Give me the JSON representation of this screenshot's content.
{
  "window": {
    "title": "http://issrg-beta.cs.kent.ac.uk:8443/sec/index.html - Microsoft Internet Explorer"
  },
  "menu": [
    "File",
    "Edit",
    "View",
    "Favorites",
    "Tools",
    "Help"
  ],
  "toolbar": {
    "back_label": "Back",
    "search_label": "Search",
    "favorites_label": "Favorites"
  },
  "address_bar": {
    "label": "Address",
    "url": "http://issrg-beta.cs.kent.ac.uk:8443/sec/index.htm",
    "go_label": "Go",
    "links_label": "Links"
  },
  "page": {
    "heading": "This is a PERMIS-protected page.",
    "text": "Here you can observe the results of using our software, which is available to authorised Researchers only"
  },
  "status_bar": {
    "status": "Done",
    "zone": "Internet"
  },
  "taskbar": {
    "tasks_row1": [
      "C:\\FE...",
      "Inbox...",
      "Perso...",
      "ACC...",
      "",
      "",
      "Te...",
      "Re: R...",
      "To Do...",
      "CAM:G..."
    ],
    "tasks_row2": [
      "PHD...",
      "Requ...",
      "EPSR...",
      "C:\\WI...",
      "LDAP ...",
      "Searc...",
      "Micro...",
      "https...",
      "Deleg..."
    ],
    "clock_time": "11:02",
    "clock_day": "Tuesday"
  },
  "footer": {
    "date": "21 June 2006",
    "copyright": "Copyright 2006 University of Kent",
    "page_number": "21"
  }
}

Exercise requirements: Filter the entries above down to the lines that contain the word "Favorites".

Output:
    "Favorites",
    "favorites_label": "Favorites"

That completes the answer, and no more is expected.